FWx can’t pinpoint when exactly it happened. One day people pronounced quinoa as KWEE-no, and the next day everyone’s mom was plating up a dish of KEEN-wah. Quinoa, the Andean pseudo grain (it's actually a seed), is so popular that some of the farmers who grow it can no longer afford it. How popular is it? So popular the UN declared 2013 the International Year of Quinoa.
Despite attempts to grow the grain in America, it still exists here mostly as a South American import. The US takes more than half of the Andeans yield, which was well over 5,000 tons in 2012.
But all trendy foods must eventually be replaced by something newer, hotter and more interesting. We scoured the markets for what we think will be the grains of the future.
Sorghum looks and tastes like Israeli couscous. It’s a round and chewy grain that can hold up to stews or sauces. This is an ancient grain that’s been a staple for centuries in Africa, India and Asia. It’s completely gluten-free, a major consideration for people with celiac disease and gluten intolerance. Besides containing high levels of beneficial fiber, sorghum is also cholesterol free, which is good for just about everyone. The grain has an edible hull, so it retains the majority of its nutrients because you eat the whole thing. The best news for US farmers is that it’s drought tolerant, requiring far less water than other crops.
What’s unique about it: Sorghum—which farmers in the Midwest commonly call milo—can be popped like popcorn.

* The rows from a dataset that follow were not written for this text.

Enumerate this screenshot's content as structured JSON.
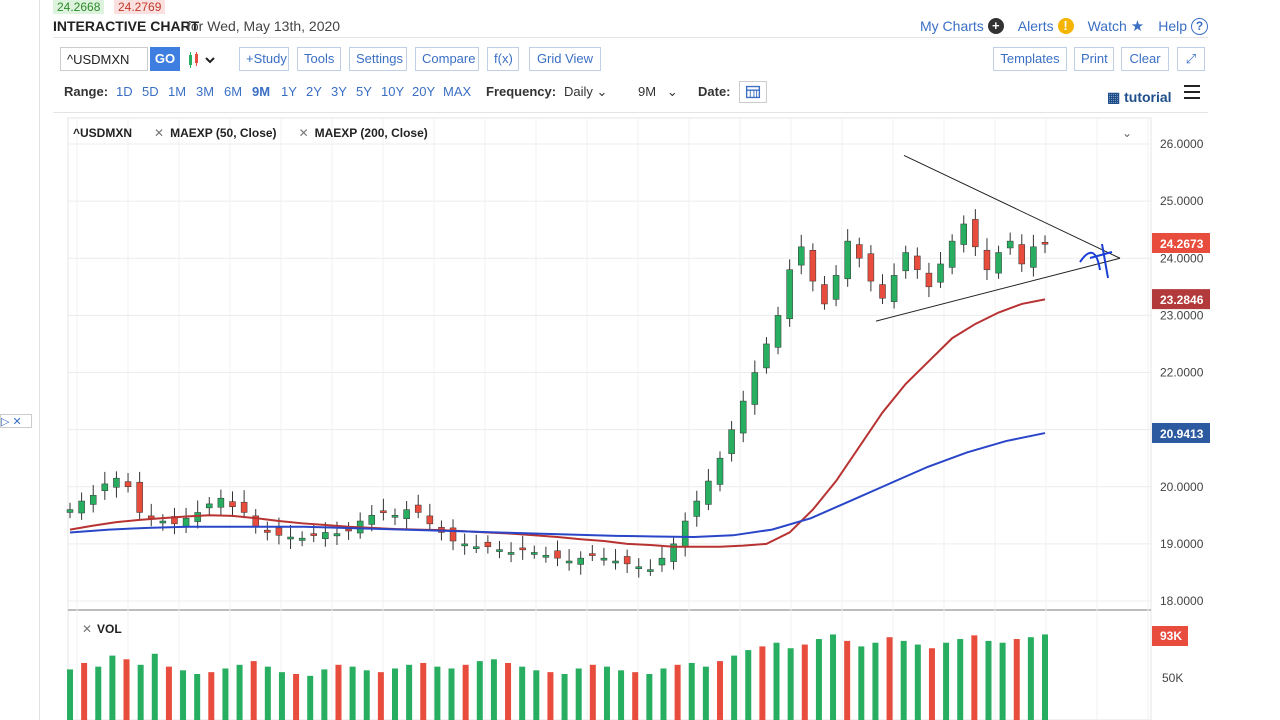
{
  "ticker": {
    "bid": "24.2668",
    "ask": "24.2769"
  },
  "header": {
    "title": "INTERACTIVE CHART",
    "date_text": "for Wed, May 13th, 2020",
    "links": [
      {
        "label": "My Charts",
        "icon": "plus-icon"
      },
      {
        "label": "Alerts",
        "icon": "warning-icon"
      },
      {
        "label": "Watch",
        "icon": "star-icon"
      },
      {
        "label": "Help",
        "icon": "question-icon"
      }
    ]
  },
  "toolbar": {
    "symbol": "^USDMXN",
    "go": "GO",
    "study": "+Study",
    "tools": "Tools",
    "settings": "Settings",
    "compare": "Compare",
    "fx": "f(x)",
    "grid_view": "Grid View",
    "templates": "Templates",
    "print": "Print",
    "clear": "Clear",
    "expand": "⤢"
  },
  "range": {
    "label": "Range:",
    "options": [
      "1D",
      "5D",
      "1M",
      "3M",
      "6M",
      "9M",
      "1Y",
      "2Y",
      "3Y",
      "5Y",
      "10Y",
      "20Y",
      "MAX"
    ],
    "active": "9M",
    "freq_label": "Frequency:",
    "freq_value": "Daily",
    "span_value": "9M",
    "date_label": "Date:",
    "tutorial": "tutorial"
  },
  "legend": {
    "symbol": "^USDMXN",
    "ma50": "MAEXP (50, Close)",
    "ma200": "MAEXP (200, Close)",
    "vol": "VOL"
  },
  "colors": {
    "up": "#27ae60",
    "down": "#e74c3c",
    "ma50": "#b83232",
    "ma200": "#2946c8",
    "price_badge": "#e74c3c",
    "ma50_badge": "#b33a3a",
    "ma200_badge": "#2c5aa0"
  },
  "chart_data": {
    "type": "candlestick",
    "y_ticks": [
      "26.0000",
      "25.0000",
      "24.0000",
      "23.0000",
      "22.0000",
      "21.0000",
      "20.0000",
      "19.0000",
      "18.0000"
    ],
    "ylim": [
      18,
      26
    ],
    "last_price": "24.2673",
    "ma50_last": "23.2846",
    "ma200_last": "20.9413",
    "vol_ticks": [
      "93K",
      "50K"
    ],
    "close_series": [
      19.6,
      19.75,
      19.85,
      20.05,
      20.15,
      20.0,
      19.55,
      19.45,
      19.4,
      19.35,
      19.45,
      19.55,
      19.7,
      19.8,
      19.65,
      19.55,
      19.3,
      19.2,
      19.15,
      19.12,
      19.1,
      19.15,
      19.2,
      19.18,
      19.25,
      19.4,
      19.5,
      19.55,
      19.5,
      19.6,
      19.55,
      19.35,
      19.2,
      19.05,
      19.0,
      18.95,
      18.95,
      18.9,
      18.85,
      18.9,
      18.85,
      18.8,
      18.75,
      18.7,
      18.75,
      18.8,
      18.75,
      18.7,
      18.65,
      18.6,
      18.55,
      18.75,
      19.0,
      19.4,
      19.75,
      20.1,
      20.5,
      21.0,
      21.5,
      22.0,
      22.5,
      23.0,
      23.8,
      24.2,
      23.6,
      23.2,
      23.7,
      24.3,
      24.0,
      23.6,
      23.3,
      23.7,
      24.1,
      23.8,
      23.5,
      23.9,
      24.3,
      24.6,
      24.2,
      23.8,
      24.1,
      24.3,
      23.9,
      24.2,
      24.27
    ],
    "ma50_series": [
      19.25,
      19.32,
      19.38,
      19.42,
      19.45,
      19.48,
      19.5,
      19.49,
      19.45,
      19.4,
      19.36,
      19.33,
      19.3,
      19.28,
      19.26,
      19.25,
      19.24,
      19.22,
      19.2,
      19.18,
      19.15,
      19.12,
      19.08,
      19.05,
      19.0,
      18.98,
      18.95,
      18.95,
      18.95,
      18.97,
      19.0,
      19.2,
      19.6,
      20.1,
      20.7,
      21.3,
      21.8,
      22.2,
      22.6,
      22.85,
      23.05,
      23.2,
      23.28
    ],
    "ma200_series": [
      19.2,
      19.25,
      19.28,
      19.3,
      19.3,
      19.3,
      19.3,
      19.28,
      19.26,
      19.24,
      19.22,
      19.2,
      19.18,
      19.16,
      19.14,
      19.13,
      19.12,
      19.15,
      19.25,
      19.45,
      19.75,
      20.05,
      20.35,
      20.6,
      20.8,
      20.94
    ],
    "volume_series": [
      55,
      62,
      58,
      70,
      66,
      60,
      72,
      58,
      54,
      50,
      52,
      56,
      60,
      64,
      58,
      52,
      50,
      48,
      55,
      60,
      58,
      54,
      52,
      56,
      60,
      62,
      58,
      56,
      60,
      64,
      66,
      62,
      58,
      54,
      52,
      50,
      56,
      60,
      58,
      54,
      52,
      50,
      56,
      60,
      62,
      58,
      64,
      70,
      76,
      80,
      84,
      78,
      82,
      88,
      93,
      86,
      80,
      84,
      90,
      86,
      82,
      78,
      84,
      88,
      92,
      86,
      84,
      88,
      90,
      93
    ]
  }
}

Gluten-free and the size of a poppy seed, this ancient grain is a long-time staple of Ethiopian cooking. You might already know it as the grain that goes into the spongy injera bread that you tear apart with your fingers. The flavor is earthy and nutty and, like quinoa, it can go both sweet—cook it on the stove to make a porridge–like breakfast cereal, or savory––add it to a stew to thicken it up.
What’s unique about it: The grain is a good source of vitamin C.
Here are some tips for baking with teff.
Here is yet another gluten-free option. The name millet actually refers to several different tiny grains from one big family. It grows as tall grass, and then forms ears like corn. The most common version is pearl millet. Although predominantly used in India, Africa, and China, the US is beginning to recognize this grain as a nutritious alternative. If you like tabbouleh, which is traditionally made with bulgur, you can make an almost identical version with millet and impress even your pickiest eaters.
What’s unique about it: If you have a beanbag chair, it just might be filled with millet.
Feeling like a little millet risotto?
There are more than 60 types of amaranth (don’t worry, we won’t quiz you later). Though it’s a grain, it’s not a true cereal in the way wheat, oats, and rice are. Amaranth is the tiniest grain on this list—an almost perfect sphere that you’ll need glasses to find should you drop it on the floor. Mexicans generally claim this grain as theirs, but it’s a native of Peru. If you’re looking to perfect your six-pack, then amaranth is for you. The grain has a protein content upwards of 13 percent, and is high in lysine, an amino acid that’s missing from most grains. Oh, yeah, once again, here’s a grain that’s gluten-free.
What’s unique about it: In 1985 amaranth tagged along with astronauts on the space shuttle Atlantis. Not only did crew members conduct experiments on germinating amaranth in space, NASA chefs also prepared amaranth cookies for the astronauts to enjoy during the mission. No reports on whether they had milk with them.
Try this fantastic beet salad with amaranth.
Not gluten-free, Kamut is a trademarked grain, with its very own US patent (we were as surprised as you are). The name refers to a specific variety of khorasan wheat that is high in protein, but unlike amaranth, it’s very low in fat. This firm, nutty grain is similar to the plumpest rice kernel you can imagine. It keeps its shape nicely when cooking, and like teff, the grain lends itself to the savory-sweet powerhouse treatment.
What’s unique about it: There’s a story going around the Internet that Noah brought Kamut kernels along on the ark, hence the nickname Prophet’s Wheat. Remind us to rewatch Russell Crowe in Noah to see if we can pause it on the kitchen scene. It pairs brilliantly with shrimp in this warm salad.